GIVEN INFORMATION >>
···

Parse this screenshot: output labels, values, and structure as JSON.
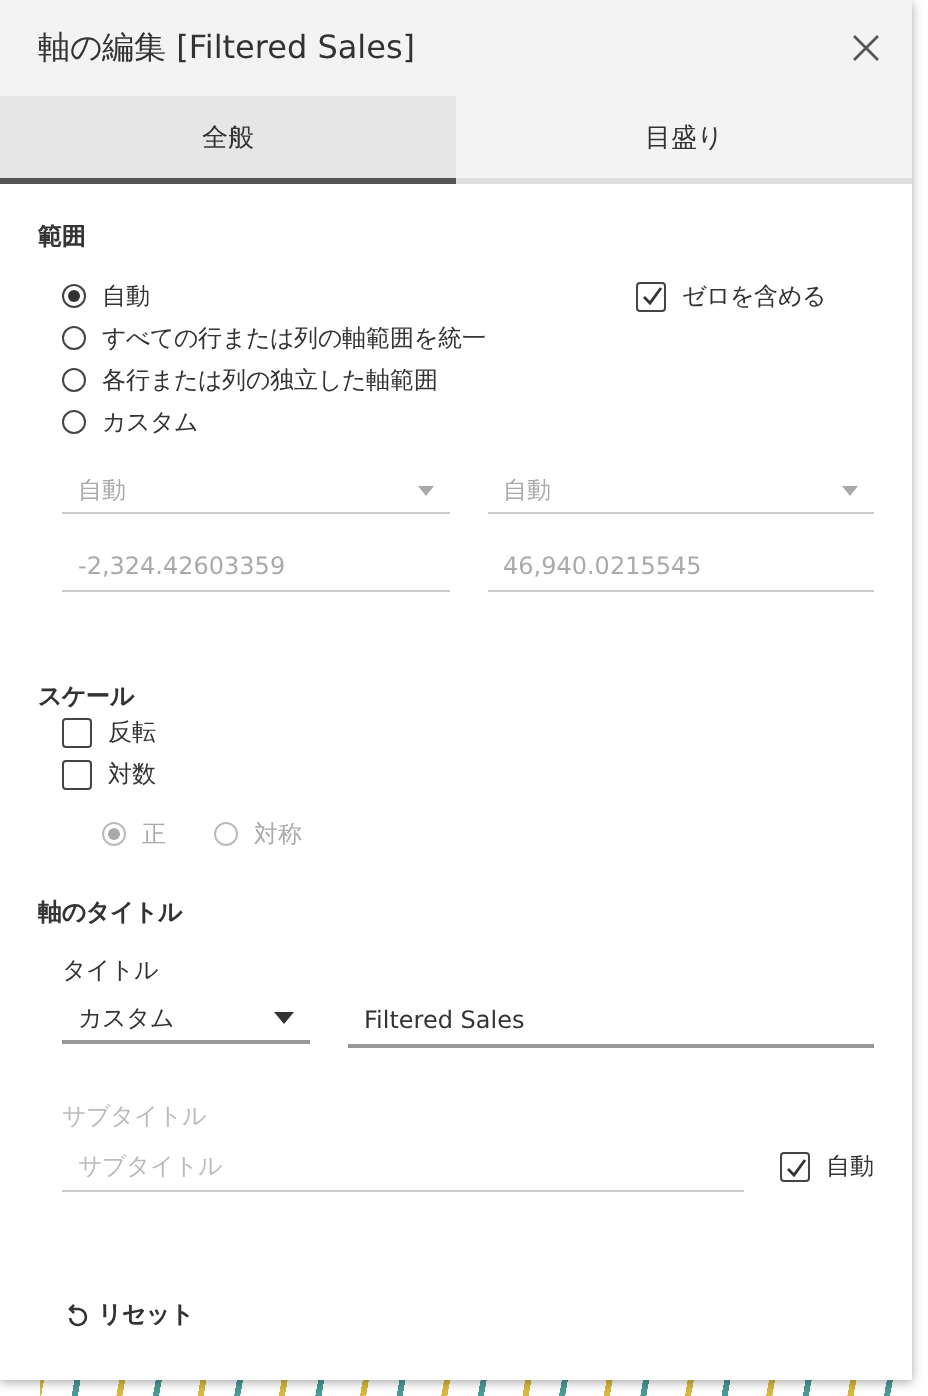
{
  "window": {
    "title": "軸の編集 [Filtered Sales]"
  },
  "tabs": [
    {
      "label": "全般",
      "selected": true
    },
    {
      "label": "目盛り",
      "selected": false
    }
  ],
  "range": {
    "heading": "範囲",
    "options": [
      {
        "label": "自動",
        "selected": true
      },
      {
        "label": "すべての行または列の軸範囲を統一",
        "selected": false
      },
      {
        "label": "各行または列の独立した軸範囲",
        "selected": false
      },
      {
        "label": "カスタム",
        "selected": false
      }
    ],
    "include_zero": {
      "label": "ゼロを含める",
      "checked": true
    },
    "start": {
      "mode": "自動",
      "value": "-2,324.42603359",
      "disabled": true
    },
    "end": {
      "mode": "自動",
      "value": "46,940.0215545",
      "disabled": true
    }
  },
  "scale": {
    "heading": "スケール",
    "checkboxes": [
      {
        "label": "反転",
        "checked": false
      },
      {
        "label": "対数",
        "checked": false
      }
    ],
    "log_options": [
      {
        "label": "正",
        "selected": true,
        "disabled": true
      },
      {
        "label": "対称",
        "selected": false,
        "disabled": true
      }
    ]
  },
  "axis_title": {
    "heading": "軸のタイトル",
    "title_label": "タイトル",
    "title_mode": "カスタム",
    "title_value": "Filtered Sales",
    "subtitle_label": "サブタイトル",
    "subtitle_placeholder": "サブタイトル",
    "subtitle_disabled": true,
    "subtitle_auto": {
      "label": "自動",
      "checked": true
    }
  },
  "reset": {
    "label": "リセット"
  }
}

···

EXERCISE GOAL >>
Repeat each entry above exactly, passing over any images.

RESPONSE FOR THIS EXERCISE >>
Parse this screenshot: output labels, values, and structure as JSON.
{
  "window": {
    "title": "軸の編集 [Filtered Sales]"
  },
  "tabs": [
    {
      "label": "全般",
      "selected": true
    },
    {
      "label": "目盛り",
      "selected": false
    }
  ],
  "range": {
    "heading": "範囲",
    "options": [
      {
        "label": "自動",
        "selected": true
      },
      {
        "label": "すべての行または列の軸範囲を統一",
        "selected": false
      },
      {
        "label": "各行または列の独立した軸範囲",
        "selected": false
      },
      {
        "label": "カスタム",
        "selected": false
      }
    ],
    "include_zero": {
      "label": "ゼロを含める",
      "checked": true
    },
    "start": {
      "mode": "自動",
      "value": "-2,324.42603359",
      "disabled": true
    },
    "end": {
      "mode": "自動",
      "value": "46,940.0215545",
      "disabled": true
    }
  },
  "scale": {
    "heading": "スケール",
    "checkboxes": [
      {
        "label": "反転",
        "checked": false
      },
      {
        "label": "対数",
        "checked": false
      }
    ],
    "log_options": [
      {
        "label": "正",
        "selected": true,
        "disabled": true
      },
      {
        "label": "対称",
        "selected": false,
        "disabled": true
      }
    ]
  },
  "axis_title": {
    "heading": "軸のタイトル",
    "title_label": "タイトル",
    "title_mode": "カスタム",
    "title_value": "Filtered Sales",
    "subtitle_label": "サブタイトル",
    "subtitle_placeholder": "サブタイトル",
    "subtitle_disabled": true,
    "subtitle_auto": {
      "label": "自動",
      "checked": true
    }
  },
  "reset": {
    "label": "リセット"
  }
}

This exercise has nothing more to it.